Count the lines below that contain "date". Answer with the number alone.

╭─ RECORDS SHOWN

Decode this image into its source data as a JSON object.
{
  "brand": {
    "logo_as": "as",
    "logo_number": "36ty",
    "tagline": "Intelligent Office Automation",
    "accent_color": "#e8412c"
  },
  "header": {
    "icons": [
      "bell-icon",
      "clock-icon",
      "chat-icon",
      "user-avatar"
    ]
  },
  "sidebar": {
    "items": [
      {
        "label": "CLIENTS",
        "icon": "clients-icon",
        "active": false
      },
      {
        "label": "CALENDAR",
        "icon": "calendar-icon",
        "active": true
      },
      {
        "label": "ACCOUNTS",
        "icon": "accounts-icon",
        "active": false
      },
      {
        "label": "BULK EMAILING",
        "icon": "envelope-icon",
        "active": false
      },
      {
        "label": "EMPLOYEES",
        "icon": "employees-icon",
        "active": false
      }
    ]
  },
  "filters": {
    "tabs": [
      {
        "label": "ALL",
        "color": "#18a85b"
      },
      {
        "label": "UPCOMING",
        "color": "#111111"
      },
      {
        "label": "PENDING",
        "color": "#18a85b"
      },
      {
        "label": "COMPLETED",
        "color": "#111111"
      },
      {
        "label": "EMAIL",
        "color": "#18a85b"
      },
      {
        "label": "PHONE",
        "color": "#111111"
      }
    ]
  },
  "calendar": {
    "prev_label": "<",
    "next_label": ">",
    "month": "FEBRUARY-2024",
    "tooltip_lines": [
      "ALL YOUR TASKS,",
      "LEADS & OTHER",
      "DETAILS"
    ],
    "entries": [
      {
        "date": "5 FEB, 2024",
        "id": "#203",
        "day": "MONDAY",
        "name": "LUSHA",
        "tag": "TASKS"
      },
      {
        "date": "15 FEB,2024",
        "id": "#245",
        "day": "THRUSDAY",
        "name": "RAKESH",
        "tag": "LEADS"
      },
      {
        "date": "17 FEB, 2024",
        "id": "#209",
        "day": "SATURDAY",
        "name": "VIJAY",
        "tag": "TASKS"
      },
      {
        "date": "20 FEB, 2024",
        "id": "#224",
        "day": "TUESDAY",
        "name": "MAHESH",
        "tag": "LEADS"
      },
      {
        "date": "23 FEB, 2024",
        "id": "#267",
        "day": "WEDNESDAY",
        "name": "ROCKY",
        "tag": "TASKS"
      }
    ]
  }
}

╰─

§ SOLUTION TO THIS TASK: 5